It was warm and sunny. I had to protest on the other side of Barrington Street, because I was with my children Sam and Will.
They sat in the grass and played with my smartphone as I held up my protest signs.
I was thinking about the anniversary of the US nuclear bombings of the Japanese cities Hiroshima and Nagasaki in August 1945. For five years from 2004-2008, I helped to organize Peace Day in early August in Halifax to raise awareness about the continued threat nuclear weapons.
The female Irving employee who had shared her tragic story of having a miscarriage and being off of work for many months because she was very sick drove past me and waved.
Then, a tall man in his 60s came up to me and asked, “Who are you with? What organization?”
“No organization. I’m doing this on my own,” I replied.
“Really?” he said.
“Yes. I am just a concerned citizen. A mother,” and pointed to my kids.
“What are you protesting exactly?” he asked.
I told him about the federal government’s plan to spend $25 billion to build new warships for the Canadian navy.
“Why? Canada doesn’t have any enemies.” he said. He explained that he is American and captains a small commercial ship that makes a regular run to the Port of Halifax.
I told him how it will be American weapons manufacturers that will gain the most from this (war)shipbuilding contract.

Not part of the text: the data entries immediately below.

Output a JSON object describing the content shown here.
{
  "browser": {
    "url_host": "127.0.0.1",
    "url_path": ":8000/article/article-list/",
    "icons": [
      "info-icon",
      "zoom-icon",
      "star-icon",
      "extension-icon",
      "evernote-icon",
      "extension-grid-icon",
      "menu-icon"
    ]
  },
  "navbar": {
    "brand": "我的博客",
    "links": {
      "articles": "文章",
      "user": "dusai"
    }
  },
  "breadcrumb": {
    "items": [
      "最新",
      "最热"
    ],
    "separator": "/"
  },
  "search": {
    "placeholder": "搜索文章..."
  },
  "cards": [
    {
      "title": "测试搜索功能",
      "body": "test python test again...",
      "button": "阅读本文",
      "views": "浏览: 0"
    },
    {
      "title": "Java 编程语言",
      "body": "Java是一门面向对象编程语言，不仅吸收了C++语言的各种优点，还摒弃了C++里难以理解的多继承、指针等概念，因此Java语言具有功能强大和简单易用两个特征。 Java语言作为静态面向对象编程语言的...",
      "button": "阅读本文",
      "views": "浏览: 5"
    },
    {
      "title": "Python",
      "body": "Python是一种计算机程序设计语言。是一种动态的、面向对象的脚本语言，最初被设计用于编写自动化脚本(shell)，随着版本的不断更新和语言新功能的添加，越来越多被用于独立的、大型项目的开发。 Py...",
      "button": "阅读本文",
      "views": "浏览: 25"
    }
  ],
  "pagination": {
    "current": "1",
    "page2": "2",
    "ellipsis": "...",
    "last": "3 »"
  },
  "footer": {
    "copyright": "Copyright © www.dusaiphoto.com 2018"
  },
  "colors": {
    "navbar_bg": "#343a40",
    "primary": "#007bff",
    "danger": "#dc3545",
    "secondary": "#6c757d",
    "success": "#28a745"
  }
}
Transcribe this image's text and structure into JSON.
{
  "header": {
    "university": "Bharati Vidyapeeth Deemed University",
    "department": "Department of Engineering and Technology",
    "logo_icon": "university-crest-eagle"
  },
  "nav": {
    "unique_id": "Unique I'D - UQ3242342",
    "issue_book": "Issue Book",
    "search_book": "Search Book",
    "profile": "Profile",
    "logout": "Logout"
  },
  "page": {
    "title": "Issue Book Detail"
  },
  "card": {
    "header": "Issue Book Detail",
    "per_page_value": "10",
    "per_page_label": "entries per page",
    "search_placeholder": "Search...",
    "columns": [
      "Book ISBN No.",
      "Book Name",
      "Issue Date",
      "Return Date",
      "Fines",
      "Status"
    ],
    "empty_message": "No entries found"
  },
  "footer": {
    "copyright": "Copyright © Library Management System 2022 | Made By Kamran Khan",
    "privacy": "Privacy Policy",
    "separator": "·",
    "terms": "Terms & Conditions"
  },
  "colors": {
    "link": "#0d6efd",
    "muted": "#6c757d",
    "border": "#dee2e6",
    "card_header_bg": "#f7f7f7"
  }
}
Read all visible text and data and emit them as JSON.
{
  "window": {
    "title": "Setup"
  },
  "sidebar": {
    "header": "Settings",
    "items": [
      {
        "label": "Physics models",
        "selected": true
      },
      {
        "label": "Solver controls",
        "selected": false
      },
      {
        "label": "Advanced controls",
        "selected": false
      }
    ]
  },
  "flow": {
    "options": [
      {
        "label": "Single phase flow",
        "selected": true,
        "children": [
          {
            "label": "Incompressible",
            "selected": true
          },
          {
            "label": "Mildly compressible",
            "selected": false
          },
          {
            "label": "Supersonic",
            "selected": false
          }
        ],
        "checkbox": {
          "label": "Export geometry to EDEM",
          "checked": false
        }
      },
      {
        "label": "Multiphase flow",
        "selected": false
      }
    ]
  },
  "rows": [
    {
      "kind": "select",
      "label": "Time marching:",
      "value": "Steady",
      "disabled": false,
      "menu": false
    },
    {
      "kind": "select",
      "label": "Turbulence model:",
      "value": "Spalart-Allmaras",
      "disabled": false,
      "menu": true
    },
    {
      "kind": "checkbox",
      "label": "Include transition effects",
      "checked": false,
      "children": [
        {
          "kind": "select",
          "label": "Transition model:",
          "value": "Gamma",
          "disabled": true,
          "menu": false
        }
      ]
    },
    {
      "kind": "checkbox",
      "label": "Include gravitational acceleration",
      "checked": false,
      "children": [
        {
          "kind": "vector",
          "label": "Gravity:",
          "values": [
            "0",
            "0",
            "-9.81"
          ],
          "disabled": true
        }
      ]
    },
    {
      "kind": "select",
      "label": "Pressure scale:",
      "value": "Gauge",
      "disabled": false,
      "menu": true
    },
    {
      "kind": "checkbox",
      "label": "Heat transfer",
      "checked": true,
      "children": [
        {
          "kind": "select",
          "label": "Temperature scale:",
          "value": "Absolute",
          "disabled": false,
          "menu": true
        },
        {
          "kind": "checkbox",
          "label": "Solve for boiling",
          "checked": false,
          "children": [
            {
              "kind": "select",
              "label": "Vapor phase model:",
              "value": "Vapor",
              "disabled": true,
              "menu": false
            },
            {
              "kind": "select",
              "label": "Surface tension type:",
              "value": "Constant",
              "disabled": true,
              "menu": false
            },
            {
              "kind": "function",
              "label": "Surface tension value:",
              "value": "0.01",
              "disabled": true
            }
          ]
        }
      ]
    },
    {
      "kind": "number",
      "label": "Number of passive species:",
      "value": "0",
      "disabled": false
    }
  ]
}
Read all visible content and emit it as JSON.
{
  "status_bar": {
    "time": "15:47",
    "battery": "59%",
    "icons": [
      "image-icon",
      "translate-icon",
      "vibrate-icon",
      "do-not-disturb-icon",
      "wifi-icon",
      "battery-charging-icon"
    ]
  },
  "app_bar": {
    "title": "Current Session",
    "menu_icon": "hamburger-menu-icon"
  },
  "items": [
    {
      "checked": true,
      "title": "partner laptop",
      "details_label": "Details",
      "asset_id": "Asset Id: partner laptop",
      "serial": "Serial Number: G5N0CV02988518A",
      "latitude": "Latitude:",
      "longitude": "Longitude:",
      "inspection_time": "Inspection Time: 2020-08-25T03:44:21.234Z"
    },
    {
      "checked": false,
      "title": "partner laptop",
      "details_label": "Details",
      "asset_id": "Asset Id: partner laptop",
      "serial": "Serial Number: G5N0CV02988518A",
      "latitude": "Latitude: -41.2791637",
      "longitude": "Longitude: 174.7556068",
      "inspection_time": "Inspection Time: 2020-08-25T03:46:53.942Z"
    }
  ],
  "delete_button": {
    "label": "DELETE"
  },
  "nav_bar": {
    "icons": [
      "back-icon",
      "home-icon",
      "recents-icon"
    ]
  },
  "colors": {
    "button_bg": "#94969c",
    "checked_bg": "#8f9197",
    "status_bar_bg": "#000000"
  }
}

“Yes, billions are made off of war,” he agreed.
I nodded, “War is a racket.” I asked him if he had ever heard of General Smedley Butler, the most well decorated American general in history. General Butler wrote an important book called “War is a Racket” in 1935. The book was so popular that Butler toured the US with it and it was re-printed in Readers Digest that year.
He said he had never heard of that book. He got out his pen and small notebook and jotted down the name.
I asked him if he’d ever read “A People’s History of the United States” by Howard Zinn. “It’s the most important book to read for Americans,” I explained.
We talked about the United States’ government and US foreign policy. We also discussed what is going on in the US now – the foreclosures, bankruptcies, unemployment and poverty.
“What’s your name?” he asked me.
“Tamara,” I replied, “What’s yours?”
“John Reynolds,” he said, “Nice to meet you. What’s that name of the other book?”
I said to him that I would love for him to email me after he read “War is a Racket” or “A People’s History”. He smiled and said he would.
“Where’s a good place to sit and have a coffee?” he asked.
“Just up the hill is the Hydrostone with a little park, shops and cafes. Just what you are looking for,” I answered.
“I enjoyed talking to you,” he said and walked away.
It was hard to count the number of supporters and opponents because of talking with John and watching my kids.
1 head shake and 1 wave in support and 1 finger in opposition.
Dedication – This August marks the 68th anniversary of US nuclear bombings of the Japanese cities Hiroshima and Nagasaki. My post is dedicated to the Japanese survivors, the hibakusha, their dedicatoin to rid the world of these weapons of mass destruction. I also dedicate this post to the many organizations around the world who are working toward the abolition of nuclear weapons including Mayors for Peace, Global Zero, and Physicians for Global Survival Canada.